Florida: Last week, a three-judge federal panel reviewing Florida’s new voting laws set July 9 as the date to submit final briefs in the case. This may require Florida to run its August 14 primary under two sets of laws. Five counties in Florida require federal preclearance for any changes to voting laws under Section 5 of the Voting Rights Act.
In the wake of the new voting law that places restrictions on groups holding voter registration drives, supervisors of elections are getting more active than in previous years by holding registration events.
North Carolina: Republican lawmakers are encouraging voters to bring a photo ID with them to the polls in support of voter ID laws. The legislature passed a photo ID bill last year but it was vetoed by the governor. Republican candidate Pat McCrory stated he supports showing photo ID at the polls and is encouraging his supporters to show an ID when they vote. Democratic gubernatorial candidates are all opposed to voter photo ID legislation.

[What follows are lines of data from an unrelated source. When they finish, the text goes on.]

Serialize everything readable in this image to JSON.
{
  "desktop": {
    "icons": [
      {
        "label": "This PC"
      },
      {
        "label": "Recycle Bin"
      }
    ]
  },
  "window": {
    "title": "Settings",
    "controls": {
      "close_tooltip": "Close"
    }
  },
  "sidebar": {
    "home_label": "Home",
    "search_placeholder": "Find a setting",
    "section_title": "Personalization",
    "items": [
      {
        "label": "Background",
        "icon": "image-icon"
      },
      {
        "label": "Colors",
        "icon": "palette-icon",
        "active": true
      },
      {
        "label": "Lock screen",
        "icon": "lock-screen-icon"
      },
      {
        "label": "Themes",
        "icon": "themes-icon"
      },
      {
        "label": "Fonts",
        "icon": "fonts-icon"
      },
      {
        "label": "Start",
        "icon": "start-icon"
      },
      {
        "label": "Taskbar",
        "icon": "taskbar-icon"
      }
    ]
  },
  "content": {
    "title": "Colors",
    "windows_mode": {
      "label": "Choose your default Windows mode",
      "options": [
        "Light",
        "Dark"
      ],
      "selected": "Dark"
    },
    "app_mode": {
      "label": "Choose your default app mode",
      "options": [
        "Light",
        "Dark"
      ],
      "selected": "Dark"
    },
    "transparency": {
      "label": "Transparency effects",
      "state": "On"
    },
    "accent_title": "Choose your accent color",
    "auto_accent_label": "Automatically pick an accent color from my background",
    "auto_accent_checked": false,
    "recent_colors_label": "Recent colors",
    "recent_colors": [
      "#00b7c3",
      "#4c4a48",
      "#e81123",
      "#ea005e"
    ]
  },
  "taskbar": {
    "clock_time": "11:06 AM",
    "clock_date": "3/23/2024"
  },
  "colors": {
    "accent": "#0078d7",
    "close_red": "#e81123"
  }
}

Opponents of voter ID laws held a protest outside the state capitol and delivered over 4,000 petitions to legislative leaders in opposition to the proposed legislation.
Six of the 8 city council members in Winston-Salem signed a letter opposing a proposed photo ID law.

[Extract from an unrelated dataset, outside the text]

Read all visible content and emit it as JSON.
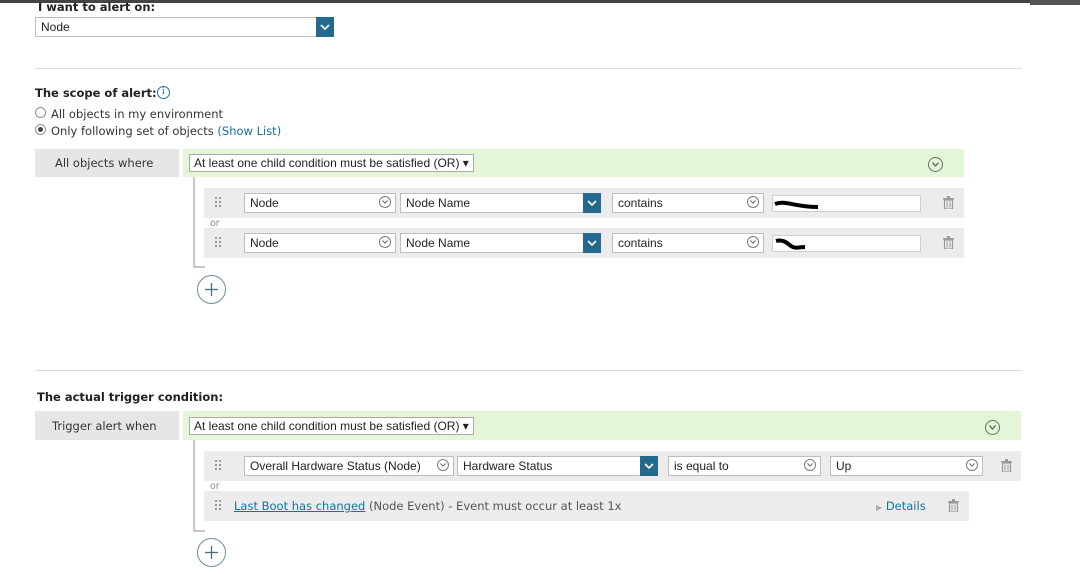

Pennsylvania: Yesterday, Pennsylvania held a “test run” on its new voter ID law for the primary election. Voters were asked for a photo ID but were not required to show one in order to vote. In one small town, many voters thought the law was “stupid” and a waste of money. It was reported that in Cumberland County, a sign was posted outside a polling location reading “ID Required to Vote”. After a complaint was reported, the sign was taken down. However, similar signs remained inside the polling location. Another polling place outside a Harrisburg polling location displayed a sign that read “Be Prepared to Show Photo Identification".
The Borough Council president in Doylestown complained about the new photo ID law at a Bucks County Board of Commissioners meeting last week. When his 91 year-old mother with a 70 year voting history attempted to get a photo ID, she was denied because documents she presented were in her married name and her marriage license showing her maiden name was in Hebrew which the DMV staffer could not read. The state worker suggested she take legal action to change the deed on her house from her married name to her maiden name. That way she would be able to get the ID she needs to vote.

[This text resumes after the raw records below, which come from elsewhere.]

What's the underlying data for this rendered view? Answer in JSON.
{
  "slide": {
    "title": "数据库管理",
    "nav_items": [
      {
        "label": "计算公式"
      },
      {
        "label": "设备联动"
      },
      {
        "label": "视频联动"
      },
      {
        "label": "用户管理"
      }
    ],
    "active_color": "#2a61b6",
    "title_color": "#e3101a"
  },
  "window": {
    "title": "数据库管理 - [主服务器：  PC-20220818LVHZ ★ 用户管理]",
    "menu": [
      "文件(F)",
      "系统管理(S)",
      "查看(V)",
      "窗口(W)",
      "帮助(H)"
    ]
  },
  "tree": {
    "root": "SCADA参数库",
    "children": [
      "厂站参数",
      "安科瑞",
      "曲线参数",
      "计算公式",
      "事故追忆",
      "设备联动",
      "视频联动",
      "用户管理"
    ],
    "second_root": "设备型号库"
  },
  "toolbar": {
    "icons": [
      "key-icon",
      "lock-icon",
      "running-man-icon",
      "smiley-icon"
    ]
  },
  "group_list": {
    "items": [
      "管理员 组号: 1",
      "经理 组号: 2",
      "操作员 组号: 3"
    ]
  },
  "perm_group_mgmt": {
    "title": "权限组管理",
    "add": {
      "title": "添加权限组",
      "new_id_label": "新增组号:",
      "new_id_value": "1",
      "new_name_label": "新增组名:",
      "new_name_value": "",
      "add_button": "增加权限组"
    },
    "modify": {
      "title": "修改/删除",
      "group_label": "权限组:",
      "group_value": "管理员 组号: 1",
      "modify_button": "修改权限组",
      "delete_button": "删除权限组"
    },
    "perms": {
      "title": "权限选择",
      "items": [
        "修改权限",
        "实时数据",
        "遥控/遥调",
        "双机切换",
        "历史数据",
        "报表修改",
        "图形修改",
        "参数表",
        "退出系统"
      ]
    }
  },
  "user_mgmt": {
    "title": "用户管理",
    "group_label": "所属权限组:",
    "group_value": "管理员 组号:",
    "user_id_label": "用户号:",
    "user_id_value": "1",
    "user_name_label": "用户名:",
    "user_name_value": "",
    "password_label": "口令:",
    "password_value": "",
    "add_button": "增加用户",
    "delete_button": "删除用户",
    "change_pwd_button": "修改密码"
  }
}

State Senator Mike Brubaker is raising concerns about the process of getting a non-photo ID for his constituents with religious objections to having their photos taken. He feels the questionnaire to request a non-photo ID is intrusive and requires more detail than most people would be able to give. He is in talks with PennDot and hopes changes will be made before November.
Pennsylvania Secretary of the Commonwealth Carol Aichele announced last week that seniors with expired licenses can go to a PennDot office and only need to give their name in order to receive a new, free non-driver photo ID to vote. Some licenses that expired prior to 1990 may not be in the system. Seniors can find out if they are in the system to obtain their ID by calling a hotline before heading to the PennDot office.
Rhode Island: Yesterday was the first statewide election under the new voter ID law that was passed last year. Voters can show approved photo and non-photo IDs until 2014. Starting in 2014, the ID must contain a photo. The secretary of state reported that a survey of polling sites in 25 cities and towns found fewer than 25 voters lacked the necessary ID and voted by provisional ballot. Those ballots will be counted if the signature on the ballot matches the signature on file.
Texas: The U.S. Department of Justice is asking a three-judge federal panel to delay the trial over Texas’s voter ID law because DOJ claims that the Texas attorney general is stalling DOJ requests for information and opposing efforts to require Republican lawmakers to testify. The trial is currently scheduled for July 9.